This could get complicated


A great episode that does strong work around the ongoing mental well-being of the crew while delivering a fascinating exploration of Adira as a character. The focus on mental well- being is necessary at this point as the crew are all dealing with a lot while not taking the time to internalise it. Culber’s log entry sets this up nicely and using Detmer as a case study that presents her as a microcosm of what the rest of the crew are experiencing works really well given the set-up already in place. Her outburst during Saru’s attempt to bring the crew together is brilliantly performed and very real in that what she chooses to express is only a fraction of what is really bothering her. Her outburst comes from a place of responsibility which affects many of the characters in their own way. There’s a lot to deal with for everyone concern and Detmer learning that “it’s okay not to be okay” is an encouraging first step though it’s clear there is still a long way to go.

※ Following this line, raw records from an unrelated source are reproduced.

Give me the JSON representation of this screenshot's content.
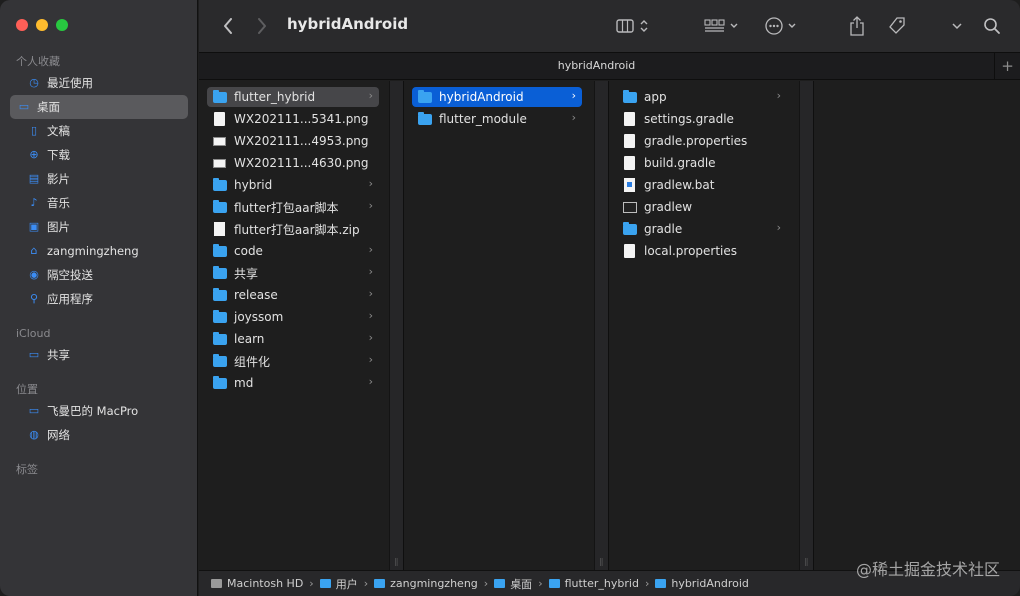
{
  "window": {
    "title": "hybridAndroid",
    "tab_title": "hybridAndroid"
  },
  "toolbar": {
    "back_icon": "chevron-left-icon",
    "forward_icon": "chevron-right-icon",
    "view_icon": "column-view-icon",
    "group_icon": "group-icon",
    "action_icon": "ellipsis-circle-icon",
    "share_icon": "share-icon",
    "tag_icon": "tag-icon",
    "more_icon": "chevron-down-icon",
    "search_icon": "search-icon"
  },
  "sidebar": {
    "favorites_heading": "个人收藏",
    "favorites": [
      {
        "label": "最近使用",
        "icon": "clock-icon"
      },
      {
        "label": "桌面",
        "icon": "desktop-icon",
        "selected": true
      },
      {
        "label": "文稿",
        "icon": "document-icon"
      },
      {
        "label": "下载",
        "icon": "download-icon"
      },
      {
        "label": "影片",
        "icon": "film-icon"
      },
      {
        "label": "音乐",
        "icon": "music-icon"
      },
      {
        "label": "图片",
        "icon": "photo-icon"
      },
      {
        "label": "zangmingzheng",
        "icon": "home-icon"
      },
      {
        "label": "隔空投送",
        "icon": "airdrop-icon"
      },
      {
        "label": "应用程序",
        "icon": "applications-icon"
      }
    ],
    "icloud_heading": "iCloud",
    "icloud": [
      {
        "label": "共享",
        "icon": "shared-folder-icon"
      }
    ],
    "locations_heading": "位置",
    "locations": [
      {
        "label": "飞曼巴的 MacPro",
        "icon": "laptop-icon"
      },
      {
        "label": "网络",
        "icon": "network-icon"
      }
    ],
    "tags_heading": "标签"
  },
  "columns": [
    {
      "items": [
        {
          "name": "flutter_hybrid",
          "kind": "folder",
          "chevron": true,
          "state": "inactive"
        },
        {
          "name": "WX202111...5341.png",
          "kind": "doc"
        },
        {
          "name": "WX202111...4953.png",
          "kind": "img"
        },
        {
          "name": "WX202111...4630.png",
          "kind": "img"
        },
        {
          "name": "hybrid",
          "kind": "folder",
          "chevron": true
        },
        {
          "name": "flutter打包aar脚本",
          "kind": "folder",
          "chevron": true
        },
        {
          "name": "flutter打包aar脚本.zip",
          "kind": "zip"
        },
        {
          "name": "code",
          "kind": "folder",
          "chevron": true
        },
        {
          "name": "共享",
          "kind": "folder",
          "chevron": true
        },
        {
          "name": "release",
          "kind": "folder",
          "chevron": true
        },
        {
          "name": "joyssom",
          "kind": "folder",
          "chevron": true
        },
        {
          "name": "learn",
          "kind": "folder",
          "chevron": true
        },
        {
          "name": "组件化",
          "kind": "folder",
          "chevron": true
        },
        {
          "name": "md",
          "kind": "folder",
          "chevron": true
        }
      ]
    },
    {
      "items": [
        {
          "name": "hybridAndroid",
          "kind": "folder",
          "chevron": true,
          "state": "active"
        },
        {
          "name": "flutter_module",
          "kind": "folder",
          "chevron": true
        }
      ]
    },
    {
      "items": [
        {
          "name": "app",
          "kind": "folder",
          "chevron": true
        },
        {
          "name": "settings.gradle",
          "kind": "doc"
        },
        {
          "name": "gradle.properties",
          "kind": "doc"
        },
        {
          "name": "build.gradle",
          "kind": "doc"
        },
        {
          "name": "gradlew.bat",
          "kind": "bat"
        },
        {
          "name": "gradlew",
          "kind": "exec"
        },
        {
          "name": "gradle",
          "kind": "folder",
          "chevron": true
        },
        {
          "name": "local.properties",
          "kind": "doc"
        }
      ]
    }
  ],
  "pathbar": [
    {
      "label": "Macintosh HD",
      "kind": "hd"
    },
    {
      "label": "用户",
      "kind": "folder"
    },
    {
      "label": "zangmingzheng",
      "kind": "folder"
    },
    {
      "label": "桌面",
      "kind": "folder"
    },
    {
      "label": "flutter_hybrid",
      "kind": "folder"
    },
    {
      "label": "hybridAndroid",
      "kind": "folder"
    }
  ],
  "watermark": "@稀土掘金技术社区",
  "colors": {
    "accent": "#0a5fd6",
    "folder": "#3aa3f0",
    "sidebar_icon": "#3b8df5"
  }
}
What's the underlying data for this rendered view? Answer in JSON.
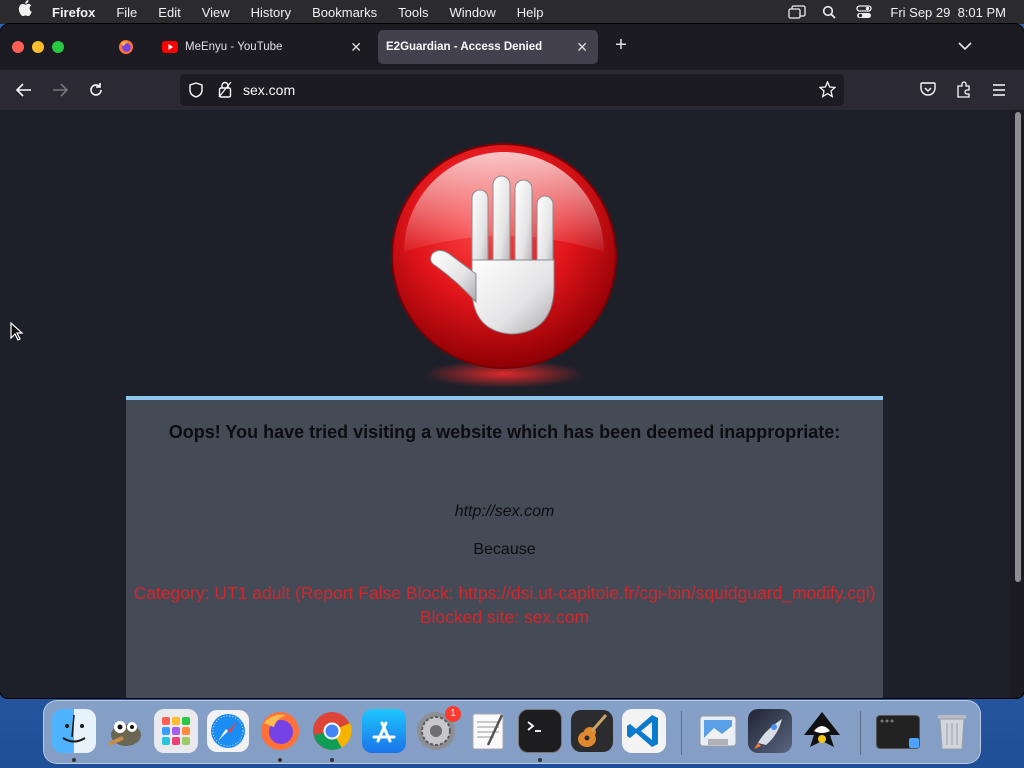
{
  "menubar": {
    "app_name": "Firefox",
    "items": [
      "File",
      "Edit",
      "View",
      "History",
      "Bookmarks",
      "Tools",
      "Window",
      "Help"
    ],
    "clock": "Fri Sep 29  8:01 PM"
  },
  "tabs": [
    {
      "title": "MeEnyu - YouTube",
      "favicon": "youtube-icon",
      "active": false
    },
    {
      "title": "E2Guardian - Access Denied",
      "favicon": "none",
      "active": true
    }
  ],
  "navbar": {
    "url": "sex.com"
  },
  "page": {
    "heading": "Oops! You have tried visiting a website which has been deemed inappropriate:",
    "blocked_url": "http://sex.com",
    "because": "Because",
    "reason_line1": "Category: UT1 adult (Report False Block: https://dsi.ut-capitole.fr/cgi-bin/squidguard_modify.cgi)",
    "reason_line2": "Blocked site: sex.com",
    "reason_color": "#d4262a"
  },
  "dock": {
    "apps": [
      "finder-icon",
      "gimp-icon",
      "launchpad-icon",
      "safari-icon",
      "firefox-icon",
      "chrome-icon",
      "app-store-icon",
      "system-settings-icon",
      "textedit-icon",
      "terminal-icon",
      "garageband-icon",
      "vscode-icon",
      "preview-icon",
      "rocket-icon",
      "inkscape-icon",
      "window-icon",
      "trash-icon"
    ],
    "settings_badge": "1"
  }
}
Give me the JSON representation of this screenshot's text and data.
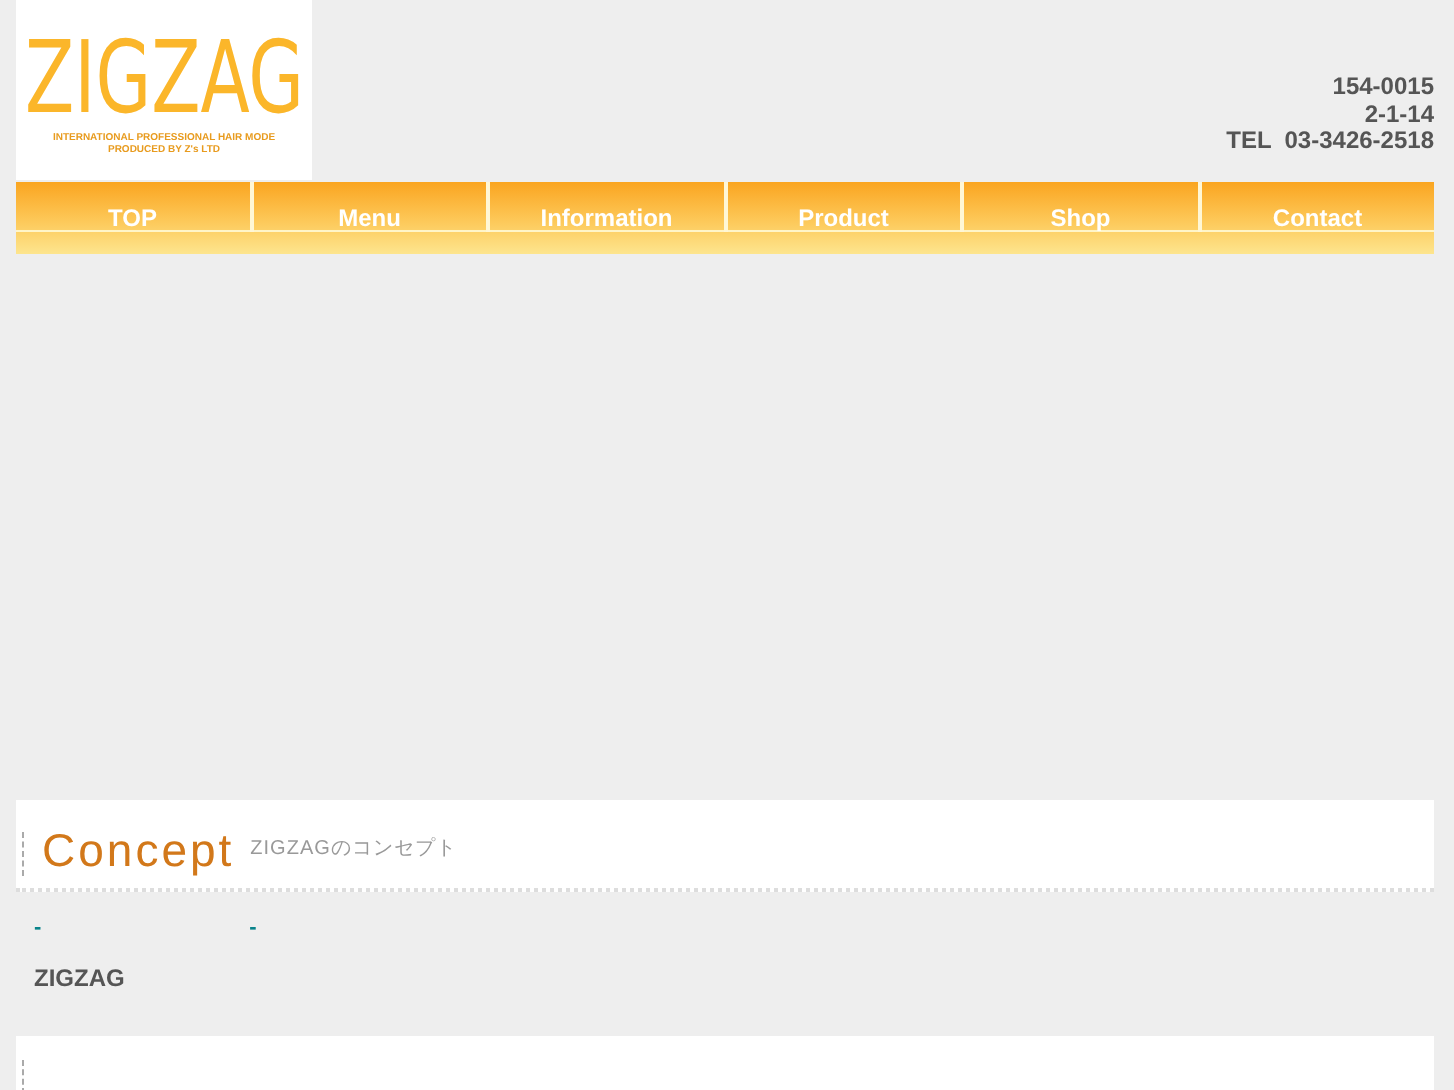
{
  "logo": {
    "wordmark": "ZIGZAG",
    "tagline": "INTERNATIONAL PROFESSIONAL HAIR MODE",
    "producer": "PRODUCED BY Z's LTD"
  },
  "address": {
    "postal_code": "154-0015",
    "street": "2-1-14",
    "phone": "TEL  03-3426-2518"
  },
  "nav": [
    {
      "label": "TOP"
    },
    {
      "label": "Menu"
    },
    {
      "label": "Information"
    },
    {
      "label": "Product"
    },
    {
      "label": "Shop"
    },
    {
      "label": "Contact"
    }
  ],
  "concept": {
    "title": "Concept",
    "subtitle": "ZIGZAGのコンセプト",
    "links": [
      "-",
      "-"
    ],
    "body": "ZIGZAG"
  }
}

The Adira plot has a strong thematic link with the other one as they’re both about dealing with things before being able to move on. Adira needs to learn about her past and accept it before her connection to the Symbiont can be complete. Attaching Burnham to this plot is unnecessary as it diverts the focus from Adira by making it about Burnham to some extent. It’s coloured by her perspective and comes back to her when it shouldn’t. There’s no reason Culber couldn’t have accompanied Adira to the surface other than Burnham is the lead and there needs to be constant reminders of what her personal arc is. Adira accessing her memories and remembering Gray makes for some really endearing interactions. Adira and Gray’s interactions are very natural and charming. The hints at friction when Adira worries that the joining process has changed Gray but it doesn’t really come to anything and is dismissed quickly. There’s plenty of opportunity to explore that through Adira in the coming episodes and having Gray as a presence has a lot of possibilities as well. There are some issues in how quickly the isolationist attitude from the Trill they encounter is resolved as it happens too quickly and feels too neat when it does. It’s far from the point of the story but does really stand out.

  • 8.5/10
    Forget Me Not - 8.5/10


Kneel Before…

  • the focus on the mental well-being of the Discovery crew
  • Culber acting as the outside observer that drives this
  • using Detmer as the case study for what the entire crew are experiencing
  • the weight of responsibility manifesting in different ways for different characters
  • Detmer’s strongly performed outburst expressing a fraction of what is really bothering her
  • Detmer learning that “it’s okay not to be okay”
  • a strong thematic connection between the two plots
  • the natural and charming Adira/Gray relationship
  • the possibilities introduced around Adira and where she could develop


Rise Against…

  • Burnham’s perspective uncomfortable colouring the Adira plot
  • the clumsily neat resolution of the Trill isolationist attitude


What did you think? Select your rating in the “User Review” box below

User Review
0/10 (0 votes)

We’d love to know your thoughts on this and anything else you might want to talk about. You can find us on Facebook and Twitter or just leave a comment in the comment section below. You’ll need an account for Disqus but it’s easy to set up. Don’t forget to share your rating in the “User Review” box

If you want to chat to me directly then I’m on Twitter as well.